But like the hucksters these folks are, they pulled out their Laffer Curves and racism and resentment to argue to people that they could have social services and lower taxes, since a decrease in the tax rate will increase the amount of revenue the government takes in, and, if that doesn't work, then it's immigrants and minorities who are to blame for the fact that the government can't handle even the most basic services. And it worked - there were plenty of people who were willing to ignore all reason and start to vote exclusively to decrease their taxes marginally, and rich people's taxes enormously, all in hopes that they would have more money when, one day, they too would become rich.
Which is a great way to drown the government in a bathtub after it's gotten small. The cuts that they're making in California right now are really the only way they have to deal with the problem with both the institutional and discursive restraints put on their elected officials. And by cutting those programs, they're making it less and less likely that they'll be restarted when the economy picks up again.
The goal of folks like Reagan to cut taxes, which would force cuts in social spending so that people would come to expect less and less out of their government, thus making it easier to lower taxes again. And then they'd repeat the process. The fact that enough people in that state bought into the myths that surround anti-tax discourse is really a testament to the "mission work" Reagan was doing at the time. Some of his specific policy proposals were eventually adopted by a ballot initiative in 1978, and they're the same ones that are tying up the California government's hands right now.
It all makes me stop and look in wonder as we see just how connected all these conservative impulses are - the anti-tax stuff, the anti-gay stuff, the blame-the-victim stuff, the anti-health-care stuff.

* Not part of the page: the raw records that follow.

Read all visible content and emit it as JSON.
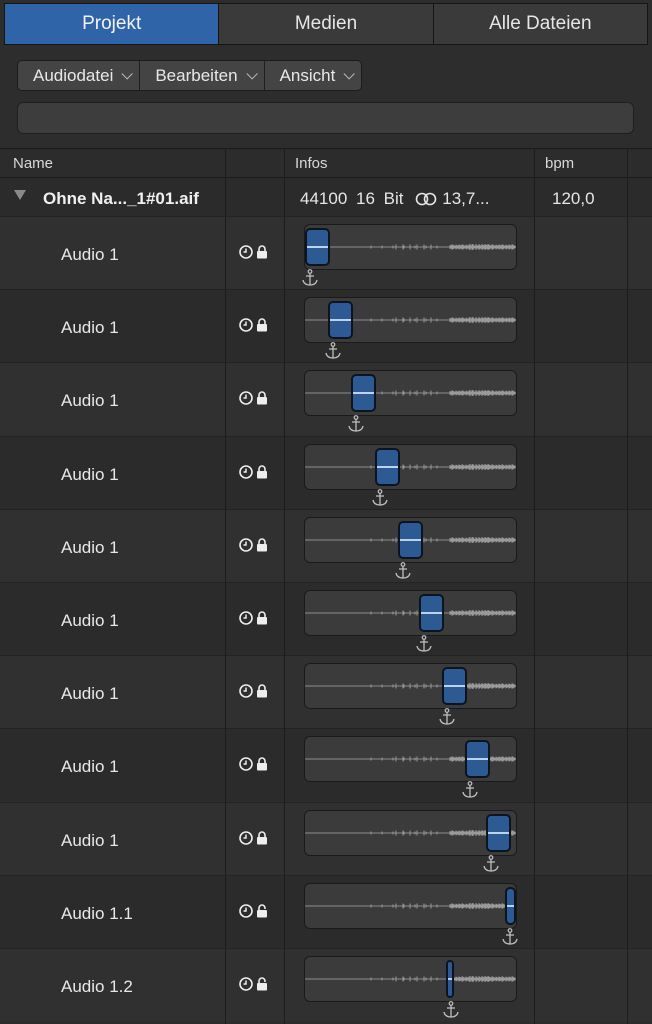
{
  "tabs": [
    "Projekt",
    "Medien",
    "Alle Dateien"
  ],
  "active_tab": 0,
  "toolbar": {
    "menus": [
      {
        "label": "Audiodatei"
      },
      {
        "label": "Bearbeiten"
      },
      {
        "label": "Ansicht"
      }
    ]
  },
  "search": {
    "placeholder": ""
  },
  "columns": {
    "name": "Name",
    "info": "Infos",
    "bpm": "bpm"
  },
  "group": {
    "name": "Ohne Na..._1#01.aif",
    "sample_rate": "44100",
    "bit_depth": "16 Bit",
    "size": "13,7...",
    "bpm": "120,0",
    "expanded": true
  },
  "regions": [
    {
      "name": "Audio 1",
      "locked": true,
      "start": 0.0,
      "width": 0.12
    },
    {
      "name": "Audio 1",
      "locked": true,
      "start": 0.11,
      "width": 0.12
    },
    {
      "name": "Audio 1",
      "locked": true,
      "start": 0.22,
      "width": 0.12
    },
    {
      "name": "Audio 1",
      "locked": true,
      "start": 0.33,
      "width": 0.12
    },
    {
      "name": "Audio 1",
      "locked": true,
      "start": 0.44,
      "width": 0.12
    },
    {
      "name": "Audio 1",
      "locked": true,
      "start": 0.54,
      "width": 0.12
    },
    {
      "name": "Audio 1",
      "locked": true,
      "start": 0.65,
      "width": 0.12
    },
    {
      "name": "Audio 1",
      "locked": true,
      "start": 0.76,
      "width": 0.12
    },
    {
      "name": "Audio 1",
      "locked": true,
      "start": 0.86,
      "width": 0.12
    },
    {
      "name": "Audio 1.1",
      "locked": false,
      "start": 0.95,
      "width": 0.05
    },
    {
      "name": "Audio 1.2",
      "locked": false,
      "start": 0.67,
      "width": 0.04
    }
  ],
  "colors": {
    "accent": "#2f64a8",
    "region": "#2e5a93",
    "background": "#2d2d2d"
  }
}
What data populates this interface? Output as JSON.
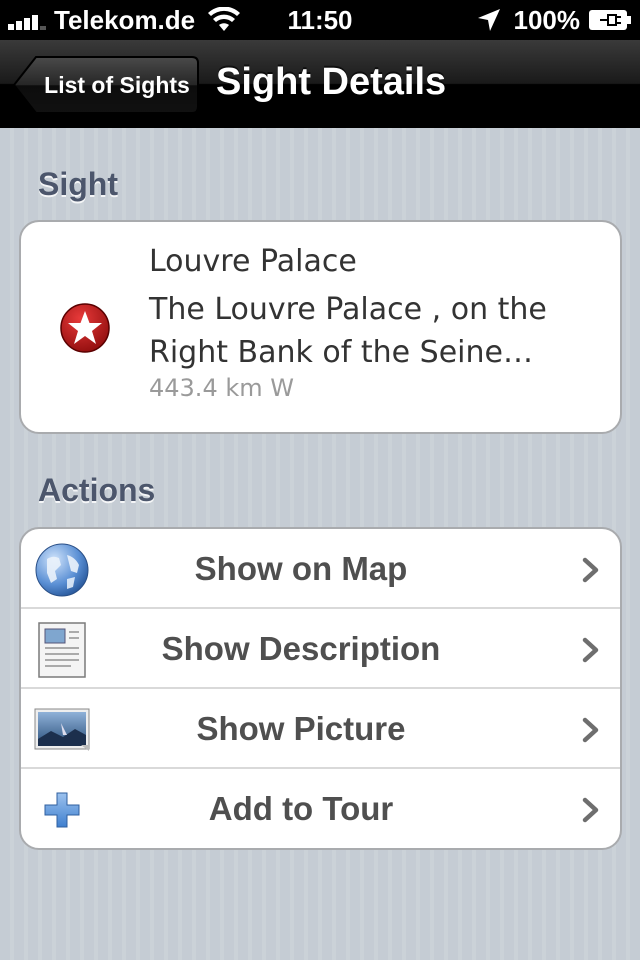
{
  "status_bar": {
    "carrier": "Telekom.de",
    "time": "11:50",
    "battery": "100%"
  },
  "nav": {
    "back_label": "List of Sights",
    "title": "Sight Details"
  },
  "sight_section": {
    "header": "Sight",
    "name": "Louvre Palace",
    "description": "The Louvre Palace , on the Right Bank of the Seine…",
    "distance": "443.4 km W",
    "icon": "star-badge-icon",
    "icon_color": "#c8102e"
  },
  "actions_section": {
    "header": "Actions",
    "items": [
      {
        "label": "Show on Map",
        "icon": "globe-icon"
      },
      {
        "label": "Show Description",
        "icon": "document-icon"
      },
      {
        "label": "Show Picture",
        "icon": "picture-icon"
      },
      {
        "label": "Add to Tour",
        "icon": "plus-icon"
      }
    ]
  }
}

Having to pay for low-income people's HIV meds seems like such a no brainer for a state government, especially one in a state that's definitely wealthy enough to handle that burden, but it's not quite that simple if you're afflicted with a bad case of "just don't give a fuck."
I don't think that we're over movement conservatism, not by a long shot. And we're going to see more of its nasty side effects over the next few decades as its chickens come home to roost. Reagan's dead and yet he's still managing to kill people with HIV.
What would be really nice is if we had another political party willing to argue against fiscal conservatism on its merits.